Doctors who take the pill to combat depression could be banned from practicing
A U.S. state health department is reviewing guidelines for physicians who prescribe psychiatric drugs for their patients to reduce the risk of prescribing them to others.
The guidelines, issued Wednesday, say psychiatrists should be trained in the dangers of prescribing psychotropic medications and should take steps to monitor patients’ health and wellbeing.
The guidance comes as the number of prescriptions for the medications has surged, and the drugs are increasingly being prescribed to treat people suffering from depression.
In fact, in 2015, about 2.4 million prescriptions for psychotropic drugs were written in the U.A.E., which is the U: States largest economy.
The rules say the medications should be used for treatment of patients suffering from “psychotic disorder or psychotic symptoms” and not for “medical purposes.”
In addition, psychiatrists must keep patients informed of the medications’ risks, and they must “proactively seek to identify patients who may be at increased risk of adverse events or other adverse effects from the psychotropic medication.”
The guidelines do not address how to assess the risks of the drugs, such as side effects, side effects that occur within minutes of taking the medication, or how to track patients’ progress toward taking the medications.
The U.K.’s Department of Health has warned that many psychiatrists have not been properly trained to prescribe psychotropic treatments and they may not be able to adequately monitor patients who take them.
The guidelines were issued by the U,A.B., U.N. Department of Public Health, and WHO.
In a statement, WHO’s chief health officer, Dr. Mark Seiler, said: “Psychiatric drugs are used widely in the developing world and in the United States.
We are also concerned that this guidance may lead to a backlash against psychiatrists who are prescribing psychotropics. “
We have seen the impact of psychiatric drugs on people’s lives.
We are also concerned that this guidance may lead to a backlash against psychiatrists who are prescribing psychotropics.
We hope that this will prompt doctors and clinicians to learn from the past and to be vigilant about the possible adverse effects of psychotropical drugs.”

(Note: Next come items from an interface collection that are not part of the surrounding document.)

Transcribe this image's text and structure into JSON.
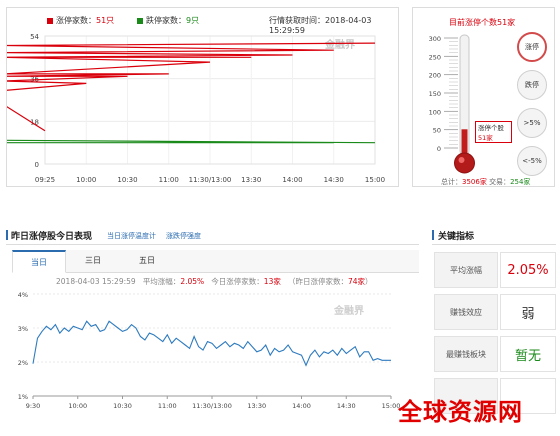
{
  "top_chart": {
    "legend_up": "涨停家数：",
    "legend_up_count": "51只",
    "legend_down": "跌停家数：",
    "legend_down_count": "9只",
    "time_label": "行情获取时间：2018-04-03 15:29:59",
    "watermark": "金融界",
    "y_ticks": [
      "54",
      "36",
      "18",
      "0"
    ],
    "x_ticks": [
      "09:25",
      "10:00",
      "10:30",
      "11:00",
      "11:30/13:00",
      "13:30",
      "14:00",
      "14:30",
      "15:00"
    ],
    "colors": {
      "up": "#d9000c",
      "down": "#1a8a1a"
    },
    "chart_data": {
      "type": "line",
      "y_range": [
        0,
        54
      ],
      "series": [
        {
          "name": "涨停家数",
          "x": [
            "09:25",
            "09:35",
            "09:45",
            "10:00",
            "10:15",
            "10:30",
            "10:45",
            "11:00",
            "11:15",
            "11:30/13:00",
            "13:15",
            "13:30",
            "13:45",
            "14:00",
            "14:15",
            "14:30",
            "14:45",
            "15:00"
          ],
          "values": [
            14,
            25,
            31,
            34,
            35,
            37,
            37,
            38,
            38,
            43,
            45,
            45,
            45,
            46,
            47,
            48,
            50,
            51
          ]
        },
        {
          "name": "跌停家数",
          "x": [
            "09:25",
            "09:35",
            "09:45",
            "10:00",
            "10:15",
            "10:30",
            "10:45",
            "11:00",
            "11:15",
            "11:30/13:00",
            "13:15",
            "13:30",
            "13:45",
            "14:00",
            "14:15",
            "14:30",
            "14:45",
            "15:00"
          ],
          "values": [
            9,
            9,
            9,
            9,
            9,
            9,
            9,
            9,
            9,
            9,
            9,
            9,
            9,
            9,
            9,
            9,
            10,
            9
          ]
        }
      ]
    }
  },
  "thermo": {
    "title": "目前涨停个数51家",
    "scale": [
      "300",
      "250",
      "200",
      "150",
      "100",
      "50",
      "0"
    ],
    "tooltip_line1": "涨停个股",
    "tooltip_line2": "51家",
    "level_value": 51,
    "level_max": 300,
    "total_label": "总计：",
    "total_value": "3506家",
    "trading_label": "交易：",
    "trading_value": "254家",
    "buttons": [
      "涨停",
      "跌停",
      ">5%",
      "<-5%"
    ]
  },
  "bottom": {
    "title": "昨日涨停股今日表现",
    "link1": "当日涨停温度计",
    "link2": "涨跌停强度",
    "tabs": [
      "当日",
      "三日",
      "五日"
    ],
    "info_time": "2018-04-03 15:29:59",
    "info_avg_label": "平均涨幅：",
    "info_avg_value": "2.05%",
    "info_today_label": "今日涨停家数：",
    "info_today_value": "13家",
    "info_yday_label": "（昨日涨停家数：",
    "info_yday_value": "74家",
    "info_yday_close": "）",
    "watermark": "金融界",
    "y_ticks": [
      "4%",
      "3%",
      "2%",
      "1%"
    ],
    "x_ticks": [
      "9:30",
      "10:00",
      "10:30",
      "11:00",
      "11:30/13:00",
      "13:30",
      "14:00",
      "14:30",
      "15:00"
    ],
    "chart_data": {
      "type": "line",
      "y_range": [
        1,
        4
      ],
      "series": [
        {
          "x_index": [
            0,
            0.1,
            0.2,
            0.3,
            0.4,
            0.5,
            0.6,
            0.7,
            0.8,
            0.9,
            1.0,
            1.1,
            1.2,
            1.3,
            1.4,
            1.5,
            1.6,
            1.7,
            1.8,
            1.9,
            2.0,
            2.1,
            2.2,
            2.3,
            2.4,
            2.5,
            2.6,
            2.7,
            2.8,
            2.9,
            3.0,
            3.1,
            3.2,
            3.3,
            3.4,
            3.5,
            3.6,
            3.7,
            3.8,
            3.9,
            4.0,
            4.1,
            4.2,
            4.3,
            4.4,
            4.5,
            4.6,
            4.7,
            4.8,
            4.9,
            5.0,
            5.1,
            5.2,
            5.3,
            5.4,
            5.5,
            5.6,
            5.7,
            5.8,
            5.9,
            6.0,
            6.1,
            6.2,
            6.3,
            6.4,
            6.5,
            6.6,
            6.7,
            6.8,
            6.9,
            7.0,
            7.1,
            7.2,
            7.3,
            7.4,
            7.5,
            7.6,
            7.7,
            7.8,
            7.9,
            8.0
          ],
          "values": [
            1.95,
            2.7,
            2.9,
            3.05,
            2.95,
            3.1,
            2.85,
            3.0,
            2.9,
            3.05,
            3.0,
            2.95,
            3.2,
            3.05,
            3.1,
            2.9,
            2.95,
            3.2,
            3.1,
            3.0,
            2.9,
            2.95,
            3.1,
            3.0,
            2.75,
            2.65,
            2.85,
            2.8,
            2.7,
            2.6,
            2.8,
            2.55,
            2.7,
            2.6,
            2.5,
            2.4,
            2.75,
            2.45,
            2.35,
            2.6,
            2.55,
            2.4,
            2.5,
            2.6,
            2.45,
            2.55,
            2.5,
            2.4,
            2.6,
            2.45,
            2.3,
            2.35,
            2.5,
            2.2,
            2.4,
            2.3,
            2.35,
            2.5,
            2.3,
            2.25,
            2.2,
            1.9,
            2.2,
            2.35,
            2.15,
            2.3,
            2.25,
            2.35,
            2.2,
            2.4,
            2.25,
            2.35,
            2.45,
            2.15,
            2.3,
            2.3,
            2.05,
            2.1,
            2.05,
            2.05,
            2.05
          ]
        }
      ]
    }
  },
  "kpi": {
    "title": "关键指标",
    "rows": [
      {
        "label": "平均涨幅",
        "value": "2.05%"
      },
      {
        "label": "赚钱效应",
        "value": "弱"
      },
      {
        "label": "最赚钱板块",
        "value": "暂无"
      }
    ]
  },
  "footer_watermark": "全球资源网"
}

The U.G. has warned doctors and patients against prescribing psychotronic drugs because they can cause side effects and death.
But the UA.
C.H.U.S., the UCA, and other groups have urged doctors to carefully monitor patients.